The Via Dolorosa is the path that Jesus walked from his conviction to his crucifixion and grave. Every Friday there is a pilgrimage of the 14 steps by four monks who chant in Latin, Italian, English, and Spanish. I had the pleasure of joining the large tour a couple of weeks ago. As you can see from my pictures, there is a marking of each of the 14 steps where Jesus fell for the first time, consoled the lamenting women on Jerusalem, etc. You can read about each of steps here: http://www.sacred-destinations.com/israel/jerusalem-via-dolorosa.htm
It was a very interesting and enlightening experience that only comes with the open mind of other's cultures and religions. The last 5 steps (10-14) are in the Church of the Holy Sepulcher where Jesus was hung, cleansed, and then buried. You can see in my pictures that it is a tradition to crawl inside the podium and kiss the place where Jesus was crucified, kiss or touch the slate that he was cleansed on, and then enter the tomb where he was buried.
I mentioned in my last post that I was hoping to go to Turkey, but after the recent terrorist attacks, my friends and I decided it would be smarter to travel to Eilat (Israel's resort city) and spend a few days relaxing. I'm hoping to do some hiking up north around the Golan Heights before I am rushed off to my Kibbutz on the 15th.
That is all for now. I will try to update the blog in smaller segments in the future, but I have no idea what my computer accessibility will be. I reiterate my previous sentiments and ask you to download Skype so we can talk for free online. I have already done so with many friends and family and it is a pleasure. You can download Skype for free here: http://www.skype.com/intl/en/download/skype/windows/
Closing in on two months in Israel, I am confident that this will be a truly life changing experience that I will treasure forever. Regardless it has been difficult to leave so much behind, and when I was in a bar in Tel Aviv a few weeks ago, Plush by Stone Temple Pilots (my fraternity's song) came on, and a rush of emotions swept over me. Know that you are all missed.

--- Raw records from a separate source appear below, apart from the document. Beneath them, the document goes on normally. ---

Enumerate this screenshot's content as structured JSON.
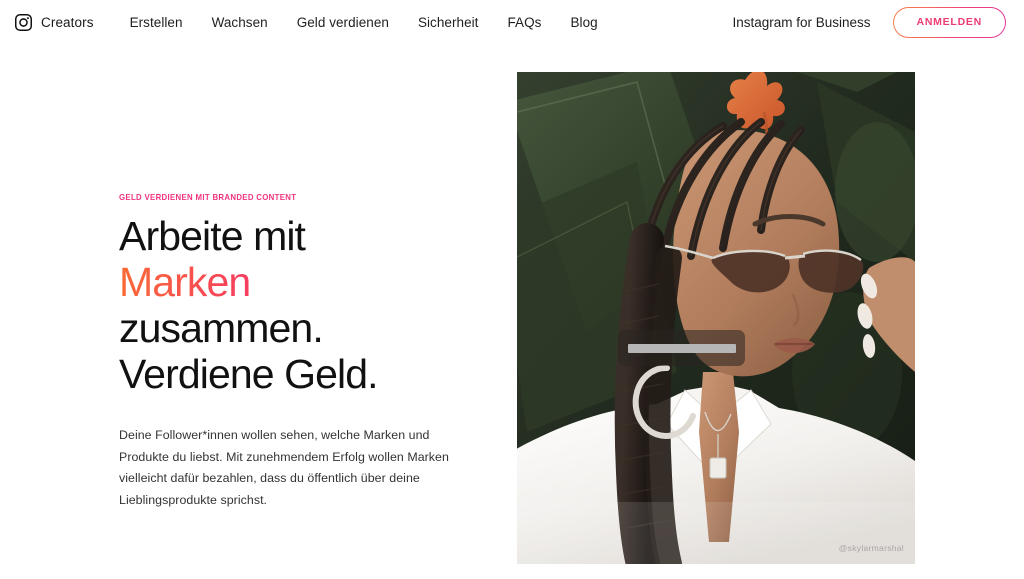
{
  "header": {
    "brand": {
      "icon": "instagram-camera-icon",
      "label": "Creators"
    },
    "nav_items": [
      {
        "label": "Erstellen"
      },
      {
        "label": "Wachsen"
      },
      {
        "label": "Geld verdienen"
      },
      {
        "label": "Sicherheit"
      },
      {
        "label": "FAQs"
      },
      {
        "label": "Blog"
      }
    ],
    "business_link": "Instagram for Business",
    "signup_button": "ANMELDEN"
  },
  "hero": {
    "eyebrow": "GELD VERDIENEN MIT BRANDED CONTENT",
    "headline_line1": "Arbeite mit",
    "headline_accent": "Marken",
    "headline_line3": "zusammen.",
    "headline_line4": "Verdiene Geld.",
    "body": "Deine Follower*innen wollen sehen, welche Marken und Produkte du liebst. Mit zunehmendem Erfolg wollen Marken vielleicht dafür bezahlen, dass du öffentlich über deine Lieblingsprodukte sprichst.",
    "media": {
      "watermark": "@skylarmarshal",
      "alt": "Portrait einer Frau mit geflochtenen Zöpfen, Sonnenbrille und weißem Hemd vor tropischen Blättern"
    }
  },
  "colors": {
    "accent_pink": "#f1347f",
    "gradient_start": "#fa6b34",
    "gradient_end": "#e31f96",
    "text_primary": "#111111",
    "text_body": "#333333",
    "background": "#ffffff"
  }
}
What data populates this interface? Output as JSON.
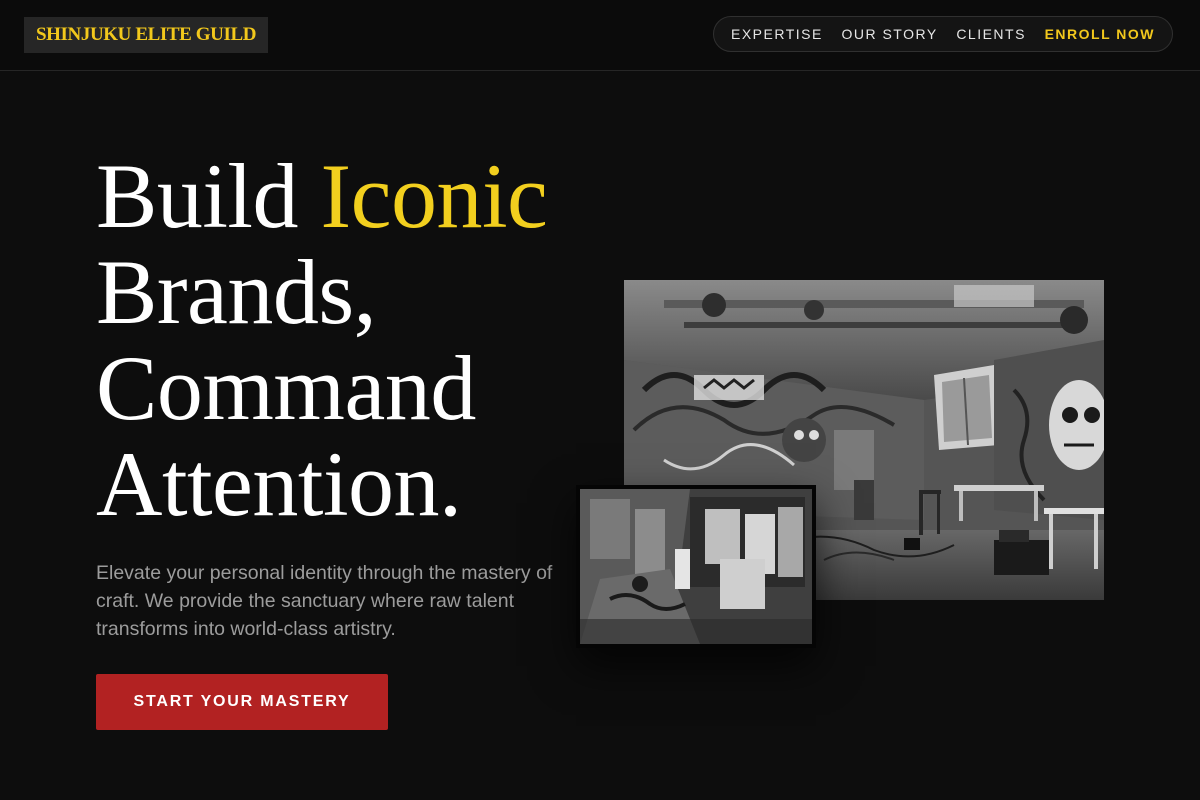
{
  "brand": {
    "name": "SHINJUKU ELITE GUILD"
  },
  "nav": {
    "items": [
      {
        "label": "EXPERTISE"
      },
      {
        "label": "OUR STORY"
      },
      {
        "label": "CLIENTS"
      }
    ],
    "cta_label": "ENROLL NOW"
  },
  "hero": {
    "headline_part1": "Build ",
    "headline_accent": "Iconic",
    "headline_line2": "Brands,",
    "headline_line3": "Command",
    "headline_line4": "Attention.",
    "subtext": "Elevate your personal identity through the mastery of craft. We provide the sanctuary where raw talent transforms into world-class artistry.",
    "cta_label": "START YOUR MASTERY"
  },
  "colors": {
    "background": "#0d0d0d",
    "accent_yellow": "#f2c81c",
    "cta_red": "#b22222",
    "muted_text": "#9c9c9c"
  }
}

I wish you all health, happiness, and safety. And don't forget, when you're frustrated, try not to use the word "shavuz!"
Love and VDBL,